Provided information >>

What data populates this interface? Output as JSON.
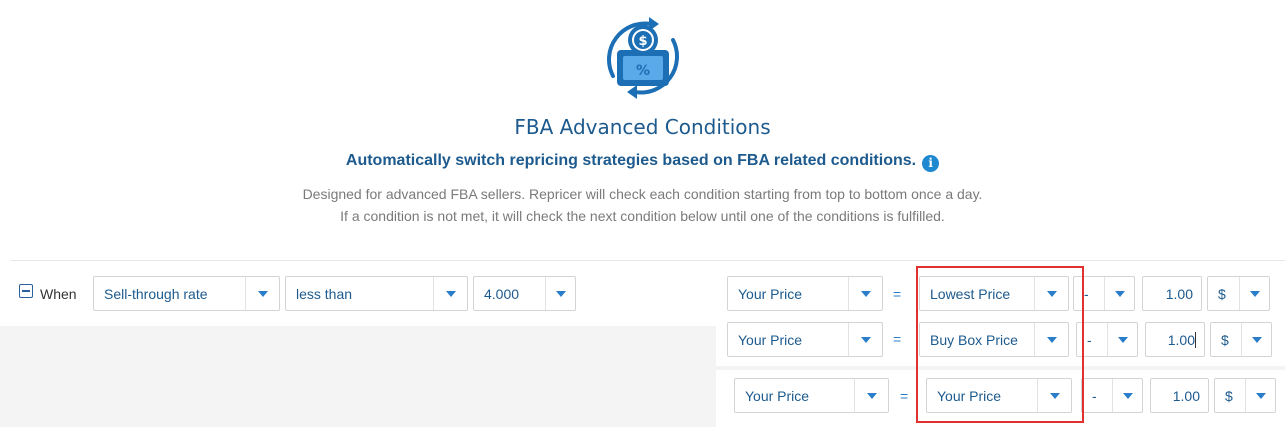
{
  "header": {
    "logo_icon": "price-tag-cycle-icon",
    "title": "FBA Advanced Conditions",
    "subtitle": "Automatically switch repricing strategies based on FBA related conditions.",
    "info_icon_glyph": "i",
    "description_line1": "Designed for advanced FBA sellers. Repricer will check each condition starting from top to bottom once a day.",
    "description_line2": "If a condition is not met, it will check the next condition below until one of the conditions is fulfilled."
  },
  "condition": {
    "when_label": "When",
    "metric": "Sell-through rate",
    "operator": "less than",
    "threshold": "4.000"
  },
  "rules": [
    {
      "target": "Your Price",
      "equals": "=",
      "base": "Lowest Price",
      "modifier": "-",
      "amount": "1.00",
      "unit": "$"
    },
    {
      "target": "Your Price",
      "equals": "=",
      "base": "Buy Box Price",
      "modifier": "-",
      "amount": "1.00",
      "unit": "$"
    },
    {
      "target": "Your Price",
      "equals": "=",
      "base": "Your Price",
      "modifier": "-",
      "amount": "1.00",
      "unit": "$"
    }
  ],
  "colors": {
    "title": "#1d5a8e",
    "accent": "#2a7dc9",
    "highlight_box": "#e03030"
  }
}
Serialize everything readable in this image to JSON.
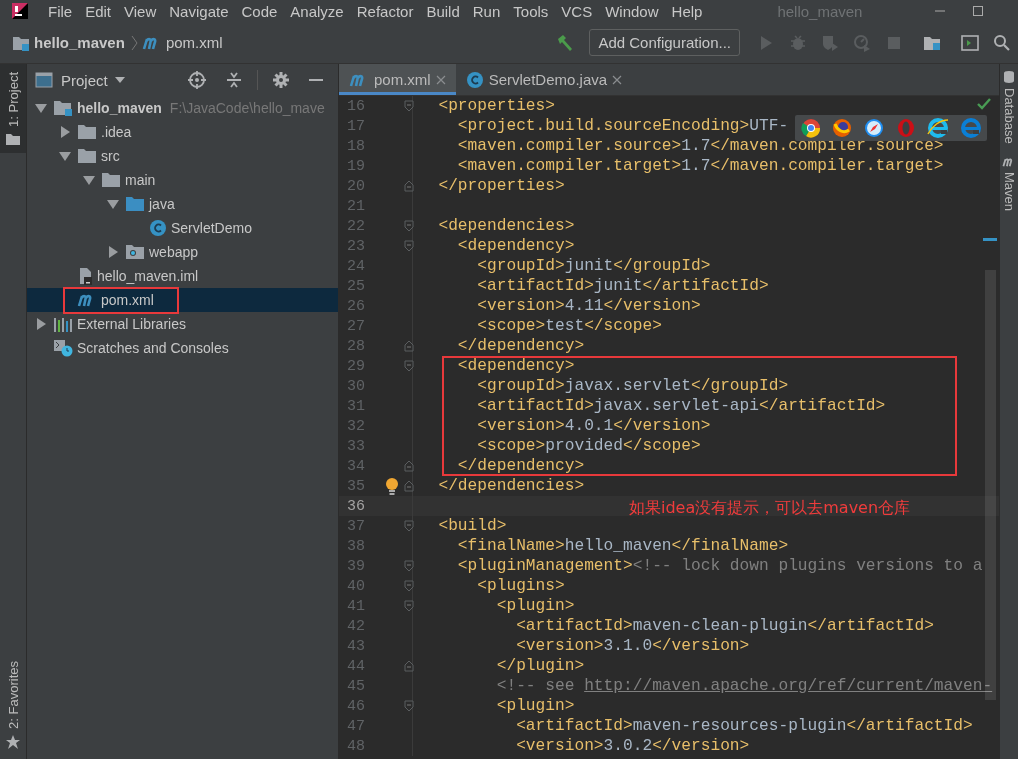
{
  "title_bar": {
    "menu": [
      "File",
      "Edit",
      "View",
      "Navigate",
      "Code",
      "Analyze",
      "Refactor",
      "Build",
      "Run",
      "Tools",
      "VCS",
      "Window",
      "Help"
    ],
    "title": "hello_maven"
  },
  "nav_bar": {
    "breadcrumbs": [
      {
        "label": "hello_maven",
        "kind": "module"
      },
      {
        "label": "pom.xml",
        "kind": "maven"
      }
    ],
    "run_config": "Add Configuration..."
  },
  "left_tool_tabs": [
    {
      "label": "1: Project",
      "selected": true
    },
    {
      "label": "2: Favorites",
      "selected": false
    }
  ],
  "project_panel": {
    "title": "Project",
    "tree": [
      {
        "label": "hello_maven",
        "path": "F:\\JavaCode\\hello_mave",
        "kind": "module",
        "expanded": true,
        "selected": false,
        "children": [
          {
            "label": ".idea",
            "kind": "folder",
            "expanded": false,
            "selected": false
          },
          {
            "label": "src",
            "kind": "folder",
            "expanded": true,
            "selected": false,
            "children": [
              {
                "label": "main",
                "kind": "folder",
                "expanded": true,
                "selected": false,
                "children": [
                  {
                    "label": "java",
                    "kind": "source-folder",
                    "expanded": true,
                    "selected": false,
                    "children": [
                      {
                        "label": "ServletDemo",
                        "kind": "class",
                        "selected": false
                      }
                    ]
                  },
                  {
                    "label": "webapp",
                    "kind": "web-folder",
                    "expanded": false,
                    "selected": false
                  }
                ]
              }
            ]
          },
          {
            "label": "hello_maven.iml",
            "kind": "iml-file",
            "selected": false
          },
          {
            "label": "pom.xml",
            "kind": "maven",
            "selected": true,
            "highlighted": true
          }
        ]
      },
      {
        "label": "External Libraries",
        "kind": "libraries",
        "expanded": false,
        "selected": false
      },
      {
        "label": "Scratches and Consoles",
        "kind": "scratches",
        "selected": false
      }
    ]
  },
  "editor": {
    "tabs": [
      {
        "label": "pom.xml",
        "kind": "maven",
        "selected": true
      },
      {
        "label": "ServletDemo.java",
        "kind": "class",
        "selected": false
      }
    ],
    "lines": [
      {
        "number": "16",
        "fold_open": true,
        "segments": [
          {
            "kind": "tag",
            "text": "  <properties>"
          }
        ]
      },
      {
        "number": "17",
        "segments": [
          {
            "kind": "tag",
            "text": "    <project.build.sourceEncoding>"
          },
          {
            "kind": "text",
            "text": "UTF-"
          }
        ]
      },
      {
        "number": "18",
        "segments": [
          {
            "kind": "tag",
            "text": "    <maven.compiler.source>"
          },
          {
            "kind": "text",
            "text": "1.7"
          },
          {
            "kind": "tag",
            "text": "</maven.compiler.source>"
          }
        ]
      },
      {
        "number": "19",
        "segments": [
          {
            "kind": "tag",
            "text": "    <maven.compiler.target>"
          },
          {
            "kind": "text",
            "text": "1.7"
          },
          {
            "kind": "tag",
            "text": "</maven.compiler.target>"
          }
        ]
      },
      {
        "number": "20",
        "fold_close": true,
        "segments": [
          {
            "kind": "tag",
            "text": "  </properties>"
          }
        ]
      },
      {
        "number": "21"
      },
      {
        "number": "22",
        "fold_open": true,
        "segments": [
          {
            "kind": "tag",
            "text": "  <dependencies>"
          }
        ]
      },
      {
        "number": "23",
        "fold_open": true,
        "segments": [
          {
            "kind": "tag",
            "text": "    <dependency>"
          }
        ]
      },
      {
        "number": "24",
        "segments": [
          {
            "kind": "tag",
            "text": "      <groupId>"
          },
          {
            "kind": "text",
            "text": "junit"
          },
          {
            "kind": "tag",
            "text": "</groupId>"
          }
        ]
      },
      {
        "number": "25",
        "segments": [
          {
            "kind": "tag",
            "text": "      <artifactId>"
          },
          {
            "kind": "text",
            "text": "junit"
          },
          {
            "kind": "tag",
            "text": "</artifactId>"
          }
        ]
      },
      {
        "number": "26",
        "segments": [
          {
            "kind": "tag",
            "text": "      <version>"
          },
          {
            "kind": "text",
            "text": "4.11"
          },
          {
            "kind": "tag",
            "text": "</version>"
          }
        ]
      },
      {
        "number": "27",
        "segments": [
          {
            "kind": "tag",
            "text": "      <scope>"
          },
          {
            "kind": "text",
            "text": "test"
          },
          {
            "kind": "tag",
            "text": "</scope>"
          }
        ]
      },
      {
        "number": "28",
        "fold_close": true,
        "segments": [
          {
            "kind": "tag",
            "text": "    </dependency>"
          }
        ]
      },
      {
        "number": "29",
        "fold_open": true,
        "boxed": true,
        "segments": [
          {
            "kind": "tag",
            "text": "    <dependency>"
          }
        ]
      },
      {
        "number": "30",
        "boxed": true,
        "segments": [
          {
            "kind": "tag",
            "text": "      <groupId>"
          },
          {
            "kind": "text",
            "text": "javax.servlet"
          },
          {
            "kind": "tag",
            "text": "</groupId>"
          }
        ]
      },
      {
        "number": "31",
        "boxed": true,
        "segments": [
          {
            "kind": "tag",
            "text": "      <artifactId>"
          },
          {
            "kind": "text",
            "text": "javax.servlet-api"
          },
          {
            "kind": "tag",
            "text": "</artifactId>"
          }
        ]
      },
      {
        "number": "32",
        "boxed": true,
        "segments": [
          {
            "kind": "tag",
            "text": "      <version>"
          },
          {
            "kind": "text",
            "text": "4.0.1"
          },
          {
            "kind": "tag",
            "text": "</version>"
          }
        ]
      },
      {
        "number": "33",
        "boxed": true,
        "segments": [
          {
            "kind": "tag",
            "text": "      <scope>"
          },
          {
            "kind": "text",
            "text": "provided"
          },
          {
            "kind": "tag",
            "text": "</scope>"
          }
        ]
      },
      {
        "number": "34",
        "fold_close": true,
        "boxed": true,
        "segments": [
          {
            "kind": "tag",
            "text": "    </dependency>"
          }
        ]
      },
      {
        "number": "35",
        "fold_close": true,
        "bulb": true,
        "segments": [
          {
            "kind": "tag",
            "text": "  </dependencies>"
          }
        ]
      },
      {
        "number": "36",
        "current": true,
        "note": "如果idea没有提示，可以去maven仓库"
      },
      {
        "number": "37",
        "fold_open": true,
        "segments": [
          {
            "kind": "tag",
            "text": "  <build>"
          }
        ]
      },
      {
        "number": "38",
        "segments": [
          {
            "kind": "tag",
            "text": "    <finalName>"
          },
          {
            "kind": "text",
            "text": "hello_maven"
          },
          {
            "kind": "tag",
            "text": "</finalName>"
          }
        ]
      },
      {
        "number": "39",
        "fold_open": true,
        "segments": [
          {
            "kind": "tag",
            "text": "    <pluginManagement>"
          },
          {
            "kind": "comment",
            "text": "<!-- lock down plugins versions to a"
          }
        ]
      },
      {
        "number": "40",
        "fold_open": true,
        "segments": [
          {
            "kind": "tag",
            "text": "      <plugins>"
          }
        ]
      },
      {
        "number": "41",
        "fold_open": true,
        "segments": [
          {
            "kind": "tag",
            "text": "        <plugin>"
          }
        ]
      },
      {
        "number": "42",
        "segments": [
          {
            "kind": "tag",
            "text": "          <artifactId>"
          },
          {
            "kind": "text",
            "text": "maven-clean-plugin"
          },
          {
            "kind": "tag",
            "text": "</artifactId>"
          }
        ]
      },
      {
        "number": "43",
        "segments": [
          {
            "kind": "tag",
            "text": "          <version>"
          },
          {
            "kind": "text",
            "text": "3.1.0"
          },
          {
            "kind": "tag",
            "text": "</version>"
          }
        ]
      },
      {
        "number": "44",
        "fold_close": true,
        "segments": [
          {
            "kind": "tag",
            "text": "        </plugin>"
          }
        ]
      },
      {
        "number": "45",
        "segments": [
          {
            "kind": "comment",
            "text": "        <!-- see "
          },
          {
            "kind": "link",
            "text": "http://maven.apache.org/ref/current/maven-"
          }
        ]
      },
      {
        "number": "46",
        "fold_open": true,
        "segments": [
          {
            "kind": "tag",
            "text": "        <plugin>"
          }
        ]
      },
      {
        "number": "47",
        "segments": [
          {
            "kind": "tag",
            "text": "          <artifactId>"
          },
          {
            "kind": "text",
            "text": "maven-resources-plugin"
          },
          {
            "kind": "tag",
            "text": "</artifactId>"
          }
        ]
      },
      {
        "number": "48",
        "segments": [
          {
            "kind": "tag",
            "text": "          <version>"
          },
          {
            "kind": "text",
            "text": "3.0.2"
          },
          {
            "kind": "tag",
            "text": "</version>"
          }
        ]
      }
    ]
  },
  "right_tool_tabs": [
    {
      "label": "Database",
      "kind": "database"
    },
    {
      "label": "Maven",
      "kind": "maven"
    }
  ]
}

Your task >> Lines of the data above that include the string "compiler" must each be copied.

Output of the exercise >>
            "text": "    <maven.compiler.source>"
            "text": "</maven.compiler.source>"
            "text": "    <maven.compiler.target>"
            "text": "</maven.compiler.target>"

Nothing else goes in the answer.